It is important to note that while UIT is unique to HRCE that does not mean teachers in other regions do not take responsibility for similar tasks. Many schools assign study hall or assisting another teacher in their classroom as part of a teacher’s daily schedule (instead of a classroom assignment). That is the only way that these supports can exist in schools. It did not necessarily mean more workload for other teachers. HRCE has made it clear that UIT will be replaced with classroom time. This mean that supports will be disappearing. This may, in fact, end up being an adjustment that favours the rest of the province rather than equalizing things.
Claim 4: No teachers will be laid off.

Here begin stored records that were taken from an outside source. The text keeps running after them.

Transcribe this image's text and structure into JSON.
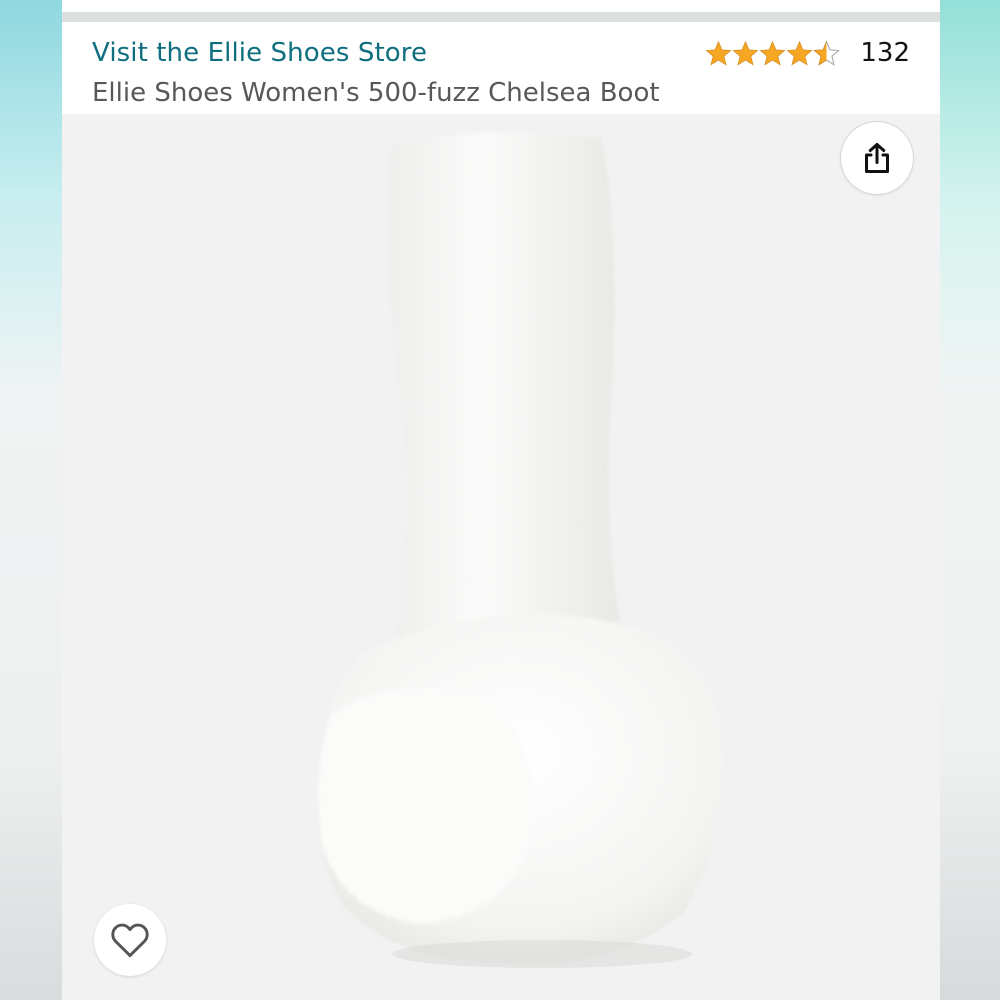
{
  "header": {
    "store_link": "Visit the Ellie Shoes Store",
    "product_title": "Ellie Shoes Women's 500-fuzz Chelsea Boot"
  },
  "rating": {
    "stars": 4.5,
    "count": "132"
  },
  "colors": {
    "store_link": "#0f6f7f",
    "star": "#f5a623",
    "title": "#565959"
  },
  "icons": {
    "share": "share-icon",
    "favorite": "heart-icon"
  },
  "product_image": {
    "subject": "white fluffy platform boot"
  }
}
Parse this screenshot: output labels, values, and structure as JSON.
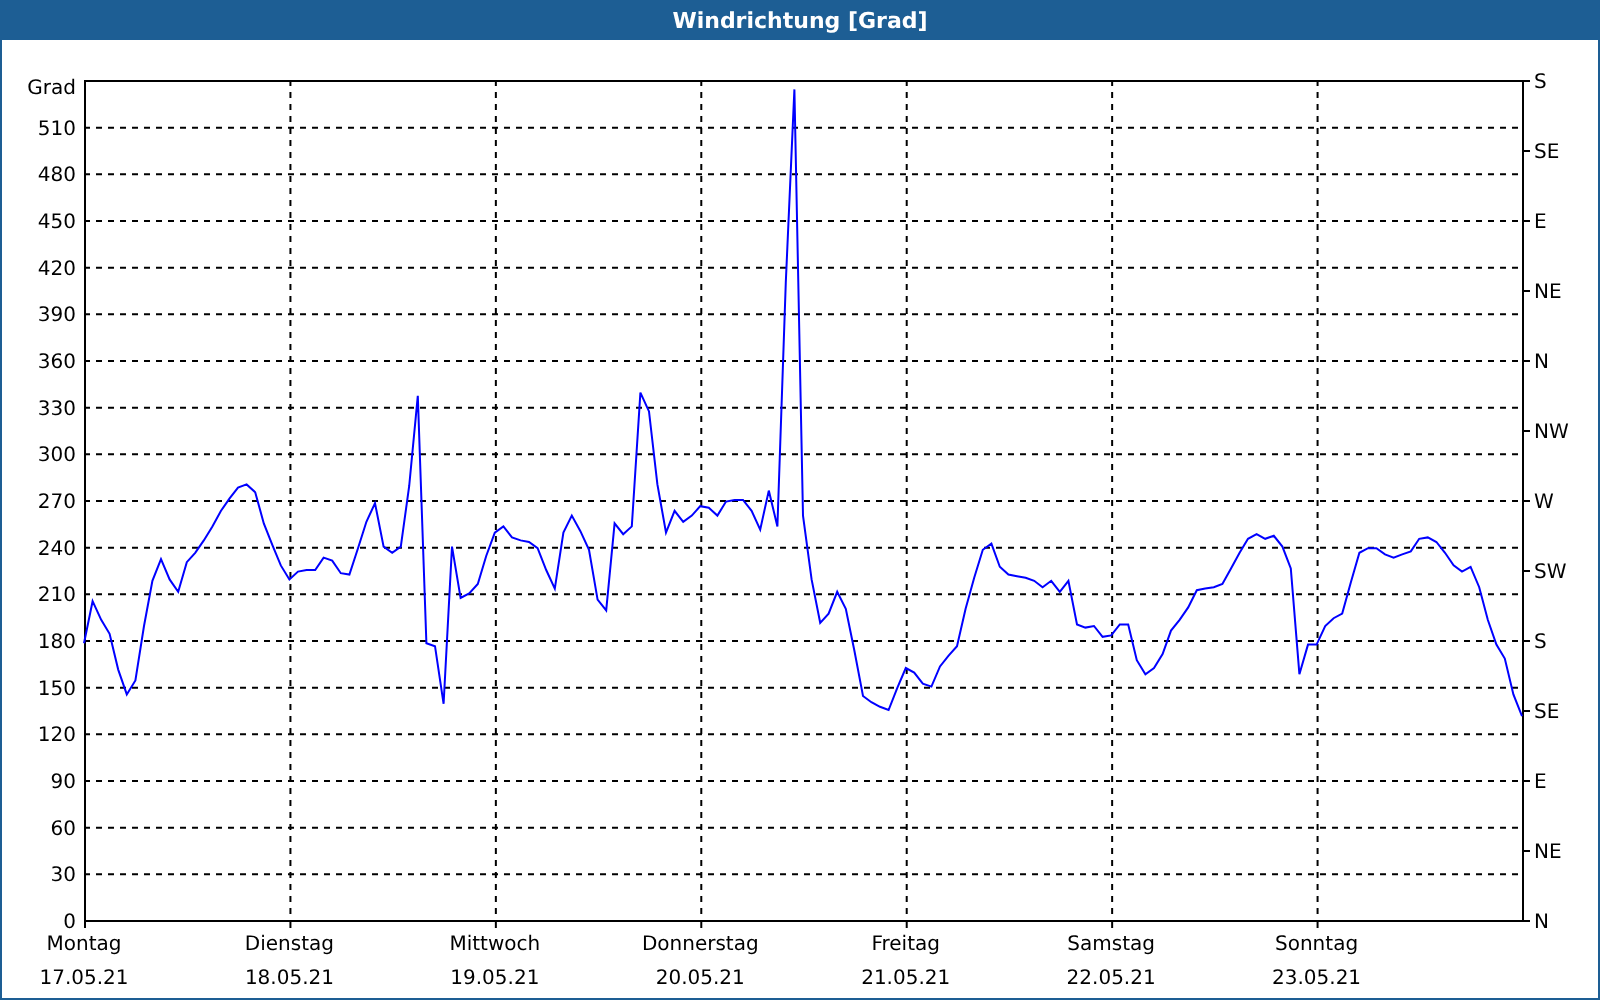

Saying no teachers will be laid off is the equivalent of taking away school buses from one region of the province, adding more school buses to another region, and saying no bus routes were cancelled. Moving teachers to other schools does not change that this is cuts to staffing levels in HRCE schools. And the minister neglects to mention retiring teachers who are not being replaced. It does not solve the problem to learn that teachers will get jobs elsewhere.
Claim 5: Student supports will remain the same.
Fewer teachers and the same (or more) students will mean less time for student supports.
Teachers in HRCE will now teach 7 courses per year instead of 6. It is patently obvious that this will result in less time available to provide other supports. In this adjustment some course options will disappear. And some teachers have been assigned subjects that are outside their areas of expertise which will increase their prep needs. Further reducing their availability to their students.
“Students have made incredible sacrifices in the last year,” says Rudderham. “To make a
dramatic change like this, that will reduce their course selections and the amount of time
available for teacher driven supports, could not be worse timing for our young people.”
HRM contributes a higher percentage of mandatory funding to education than other regions (collected as a percentage in property taxes). The HRM contributes $2,839 per student vs. $1,838 per student paid by other municipalities.4 In 2020 the HRM contributed nearly 25% of the entire HRCE operating budget.4 HRM’s contribution grew by 54% in a 10-year period4 when enrollment grew by only 4%. HRM also pays supplementary funding – the approved 2020/21 budget for Supplementary Education was $14,546,100.4 Where is this funding going? No other municipality pays as much toward education as HRM and its contribution to education has grown faster than the student population. Yet HRM schools are being targeted for these cuts.